Gardening Articles: Care :: Seeds & Propagation

Soil for Seed Starting (page 3 of 3)

by Jack Ruttle

Where to Buy

You can buy mixes in three very different places. Superstores with gardening sections will have a wide choice of brand names and will offer smaller packages. At local nurseries and garden centers, the choice in brand names will narrow, but there will be a full line of soils, some of them in larger sizes.

At a retail nursery that produces at least some of its own plants from seed or cuttings, you have the narrowest but perhaps best choice of all: the mixes that professional growers use themselves. Very often the owner will sell a bale or large bag. These materials cost from $8 (for a 40-pound bag) to $14 (for a 70-pound bale) wholesale. So even if you pay twice that, you are getting a tremendous bargain if you can find a grower willing to sell some, and increasingly many growers will do that.

If you keep the bag tightly closed and protected from the rain, the material will keep well for more than one season. The plastic covering on commercial-sized bags and bales is usually treated with ultraviolet light inhibitors, giving the material about a one-year life when stored in the open. But all materials should be kept closed tight to keep out disease organisms and maintain the moisture level of the material in the bag, which should be just very slightly moist.

Making Your Own Seed-Germination Mix

The quality of professional seed-starting and growing mixes is so high that there is little reason for anyone to bother with the dusty job of mixing their own. Still, if you somehow can't find a good one to buy, the recipe for a peat-lite mix is very simple: Make the blend between half and three-quarters milled sphagnum peat moss and the rest horticultural-grade vermiculite. For maximum air circulation and water drainage, substitute perlite for half the vermiculite.

If the peat is coarse or lumpy, break up clods and take out large pieces with your hands, or use a 1/4-inch screen. Mix in some dolomitic limestone, at the rate of five pounds per cubic yard of mix. It's important to incorporate the lime thoroughly through the mix. At least one day before you plan to plant, sprinkle the mix with water to allow it time to permeate the peat. Rather than trying to mix in fertilizer, it's better to wait until seedlings are up and then begin feeding with a nutrient solution right away.
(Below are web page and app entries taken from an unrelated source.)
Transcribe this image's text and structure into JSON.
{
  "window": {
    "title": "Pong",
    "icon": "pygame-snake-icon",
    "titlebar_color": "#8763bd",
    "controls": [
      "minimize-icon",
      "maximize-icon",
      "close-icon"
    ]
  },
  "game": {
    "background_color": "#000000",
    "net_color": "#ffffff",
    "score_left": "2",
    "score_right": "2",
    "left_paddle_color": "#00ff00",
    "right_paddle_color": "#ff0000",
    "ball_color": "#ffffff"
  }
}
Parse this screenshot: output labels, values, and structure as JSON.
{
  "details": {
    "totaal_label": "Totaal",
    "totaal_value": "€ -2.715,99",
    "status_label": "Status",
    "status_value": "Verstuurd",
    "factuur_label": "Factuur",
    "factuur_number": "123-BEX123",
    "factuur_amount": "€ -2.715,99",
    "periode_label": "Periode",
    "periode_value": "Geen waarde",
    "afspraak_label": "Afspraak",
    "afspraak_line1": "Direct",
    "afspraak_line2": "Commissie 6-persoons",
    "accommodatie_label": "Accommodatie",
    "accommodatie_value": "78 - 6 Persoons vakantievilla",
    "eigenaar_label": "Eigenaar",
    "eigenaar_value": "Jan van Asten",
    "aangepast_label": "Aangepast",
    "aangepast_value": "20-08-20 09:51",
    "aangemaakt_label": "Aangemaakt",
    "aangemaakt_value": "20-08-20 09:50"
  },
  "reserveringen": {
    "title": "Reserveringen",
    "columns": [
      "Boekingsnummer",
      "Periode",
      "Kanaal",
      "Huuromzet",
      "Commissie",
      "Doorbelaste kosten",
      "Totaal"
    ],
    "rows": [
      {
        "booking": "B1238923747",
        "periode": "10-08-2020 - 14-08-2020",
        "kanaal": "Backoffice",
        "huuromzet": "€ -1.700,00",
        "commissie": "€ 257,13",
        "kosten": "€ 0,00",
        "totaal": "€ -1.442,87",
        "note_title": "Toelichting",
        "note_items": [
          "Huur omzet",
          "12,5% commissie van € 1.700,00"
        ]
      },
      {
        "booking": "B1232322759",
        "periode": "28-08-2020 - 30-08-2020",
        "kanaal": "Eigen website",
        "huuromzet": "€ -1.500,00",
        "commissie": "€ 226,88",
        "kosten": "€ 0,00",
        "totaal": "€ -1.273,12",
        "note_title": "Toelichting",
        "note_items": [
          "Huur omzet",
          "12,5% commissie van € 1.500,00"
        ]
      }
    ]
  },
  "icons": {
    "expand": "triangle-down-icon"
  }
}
Jack Ruttle is a former senior editor at the National Gardening Association.

Photography by John Goodman

Viewing page 3 of 3
Donate Today

The Garden in Every School Initiative

Shop Our Holiday Catalog

— ADVERTISEMENTS —